[Dataset records]
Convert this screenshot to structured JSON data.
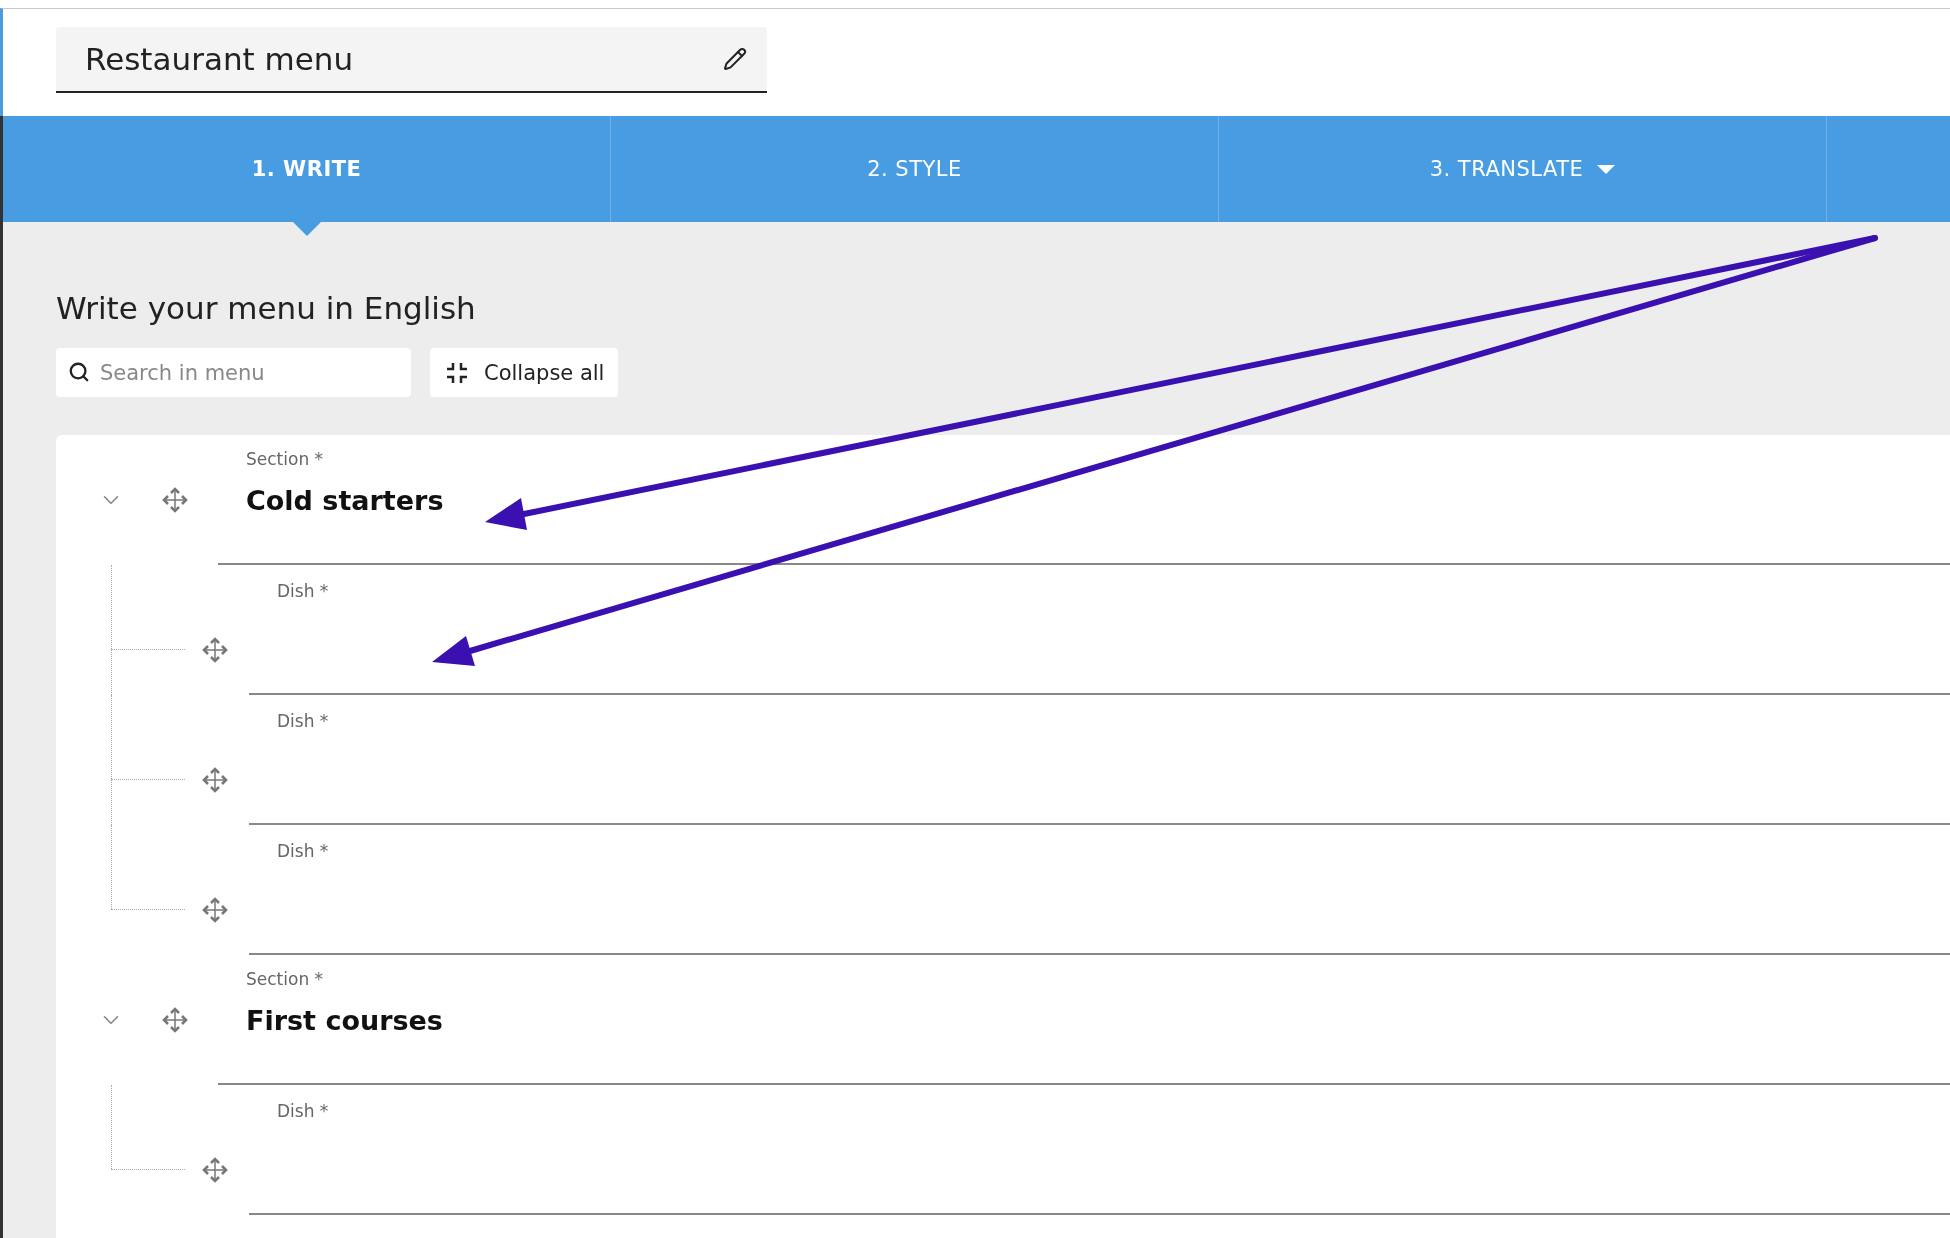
{
  "document_title": "Restaurant menu",
  "tabs": [
    {
      "label": "1. WRITE",
      "selected": true,
      "has_menu": false
    },
    {
      "label": "2. STYLE",
      "selected": false,
      "has_menu": false
    },
    {
      "label": "3. TRANSLATE",
      "selected": false,
      "has_menu": true
    }
  ],
  "heading": "Write your menu in English",
  "search": {
    "placeholder": "Search in menu"
  },
  "collapse_button": "Collapse all",
  "sections": [
    {
      "label": "Section *",
      "value": "Cold starters",
      "expanded": true,
      "dishes": [
        {
          "label": "Dish *"
        },
        {
          "label": "Dish *"
        },
        {
          "label": "Dish *"
        }
      ]
    },
    {
      "label": "Section *",
      "value": "First courses",
      "expanded": true,
      "dishes": [
        {
          "label": "Dish *"
        }
      ]
    }
  ]
}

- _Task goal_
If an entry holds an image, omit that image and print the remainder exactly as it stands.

- _Answer to the exercise_
Convert this screenshot to structured JSON data.
{
  "document_title": "Restaurant menu",
  "tabs": [
    {
      "label": "1. WRITE",
      "selected": true,
      "has_menu": false
    },
    {
      "label": "2. STYLE",
      "selected": false,
      "has_menu": false
    },
    {
      "label": "3. TRANSLATE",
      "selected": false,
      "has_menu": true
    }
  ],
  "heading": "Write your menu in English",
  "search": {
    "placeholder": "Search in menu"
  },
  "collapse_button": "Collapse all",
  "sections": [
    {
      "label": "Section *",
      "value": "Cold starters",
      "expanded": true,
      "dishes": [
        {
          "label": "Dish *"
        },
        {
          "label": "Dish *"
        },
        {
          "label": "Dish *"
        }
      ]
    },
    {
      "label": "Section *",
      "value": "First courses",
      "expanded": true,
      "dishes": [
        {
          "label": "Dish *"
        }
      ]
    }
  ]
}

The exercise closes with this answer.